Each year, as a tree grows, it adds a light ring of new growth to its trunk during the spring and early summer, when growing quickly, and a thinner, dark ring in the fall, when growth is slower. Because climate affects the amount a tree grows and the thickness of the rings, scientists use tree rings to learn about past climate.
During years when the temperature and rainfall are ideal for a species of tree, the trees grow faster and their rings are wider. Other years, when it is too hot or cold or too wet or dry, the trees grow more slowly and rings are much thinner.
The science of tree rings is called dendrochronology. The study of climates of the past is known as paleoclimatology. Climate scientists use clues from ice cores, layered sediment deposits in lakes and seas, the structure of coral reefs, as well as tree ring sequences to learn about paleoclimates. The use of tree ring records to decode Earth's climate history is called dendroclimatology.
Climate scientists collect data from many trees to get a clear picture of past climate because the growth of any single tree can be influenced by its specific location such as being in the shade or near a stream. Scientists collect and average data from many trees to reduce the influence of these sorts of variations. Likewise, different species of trees grow at different rates depending on the temperature, precipitation, and other factors. Scientists must therefore collect tree ring data from many different types of trees to formulate the most accurate record of climates of the past. The trees don’t need to be cut down to see their rings. Instead, a special tool is used to bore out a thin, pencil-sized core from a living tree. Removing such a core does little or no damage to the tree.
Old trees tell us about conditions on Earth long before people started measuring and recording the weather. Climate scientists can extend these dendroclimatology records back more than 10,000 years by comparing ring patterns of living trees with the rings in dead but not-yet-decayed trees that have fallen. Scientists match patterns from the early stages of a living tree's rings with the sequence formed in the latter parts of the lives of older, dead trees to assemble an unbroken paleoclimate record extending back thousands of years.

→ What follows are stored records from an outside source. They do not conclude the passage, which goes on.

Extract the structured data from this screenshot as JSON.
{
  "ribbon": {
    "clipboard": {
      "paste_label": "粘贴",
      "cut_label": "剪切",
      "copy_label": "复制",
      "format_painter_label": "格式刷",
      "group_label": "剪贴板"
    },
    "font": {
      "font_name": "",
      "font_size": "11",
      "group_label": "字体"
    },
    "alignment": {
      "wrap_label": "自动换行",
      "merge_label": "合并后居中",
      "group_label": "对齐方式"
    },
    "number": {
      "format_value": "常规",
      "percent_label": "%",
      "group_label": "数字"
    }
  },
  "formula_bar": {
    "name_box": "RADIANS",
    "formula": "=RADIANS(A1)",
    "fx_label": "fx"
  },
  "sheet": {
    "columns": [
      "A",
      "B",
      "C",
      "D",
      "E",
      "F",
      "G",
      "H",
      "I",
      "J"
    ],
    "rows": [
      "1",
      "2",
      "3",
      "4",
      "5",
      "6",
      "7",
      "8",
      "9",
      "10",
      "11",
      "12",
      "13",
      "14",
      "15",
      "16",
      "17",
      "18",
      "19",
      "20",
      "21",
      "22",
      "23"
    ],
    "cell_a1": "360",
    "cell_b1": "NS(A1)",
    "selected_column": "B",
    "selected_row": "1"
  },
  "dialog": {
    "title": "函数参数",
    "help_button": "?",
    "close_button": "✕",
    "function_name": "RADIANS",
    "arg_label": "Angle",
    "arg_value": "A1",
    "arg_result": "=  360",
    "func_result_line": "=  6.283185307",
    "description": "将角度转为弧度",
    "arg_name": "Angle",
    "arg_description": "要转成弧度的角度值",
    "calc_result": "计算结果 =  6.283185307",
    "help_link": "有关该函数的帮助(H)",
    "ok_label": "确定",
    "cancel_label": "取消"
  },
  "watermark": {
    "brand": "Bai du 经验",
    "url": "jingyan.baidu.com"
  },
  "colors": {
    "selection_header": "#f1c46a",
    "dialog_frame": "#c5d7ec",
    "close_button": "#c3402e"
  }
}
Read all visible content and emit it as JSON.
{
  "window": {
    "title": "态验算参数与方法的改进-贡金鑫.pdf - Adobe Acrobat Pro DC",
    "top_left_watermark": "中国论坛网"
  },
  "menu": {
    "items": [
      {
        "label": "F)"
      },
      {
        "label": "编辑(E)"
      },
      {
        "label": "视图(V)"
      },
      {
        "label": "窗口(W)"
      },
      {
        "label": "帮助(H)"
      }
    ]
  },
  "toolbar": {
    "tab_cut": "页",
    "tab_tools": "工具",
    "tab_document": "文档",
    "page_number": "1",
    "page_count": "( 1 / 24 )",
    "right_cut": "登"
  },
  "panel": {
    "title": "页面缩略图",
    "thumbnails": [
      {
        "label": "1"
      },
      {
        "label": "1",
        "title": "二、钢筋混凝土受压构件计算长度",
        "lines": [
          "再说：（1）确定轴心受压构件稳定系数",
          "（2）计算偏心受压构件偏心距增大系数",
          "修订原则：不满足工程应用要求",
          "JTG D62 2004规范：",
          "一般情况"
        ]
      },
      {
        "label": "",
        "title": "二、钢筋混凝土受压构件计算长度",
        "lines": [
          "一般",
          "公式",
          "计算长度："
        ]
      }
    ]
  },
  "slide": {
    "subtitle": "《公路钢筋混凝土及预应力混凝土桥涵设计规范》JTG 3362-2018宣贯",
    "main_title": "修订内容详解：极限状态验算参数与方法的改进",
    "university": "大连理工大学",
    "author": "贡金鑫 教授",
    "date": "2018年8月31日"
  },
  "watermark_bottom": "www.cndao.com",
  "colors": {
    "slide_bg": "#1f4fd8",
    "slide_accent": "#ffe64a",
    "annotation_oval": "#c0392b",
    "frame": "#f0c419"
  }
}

As a tree grows, it forms new wood near the outer part of its trunk, just beneath the bark. In a cross-section of a tree, the oldest rings are smaller and near the center, while the youngest rings are larger and close to the outer edge. Trees that grow in mid- to high-latitude regions form rings that are easy to spot because they have a distinct growing season when a light colored ring forms. As growth slows in the late summer or fall, wood forms more slowly and is darker in color. This is not the case in the tropics where trees grow year-round adding wood to their trunks at an almost constant rate. Trees from the tropics generally show little or no alternating dark and light growth patterns and so are not very useful for dendrochronology studies.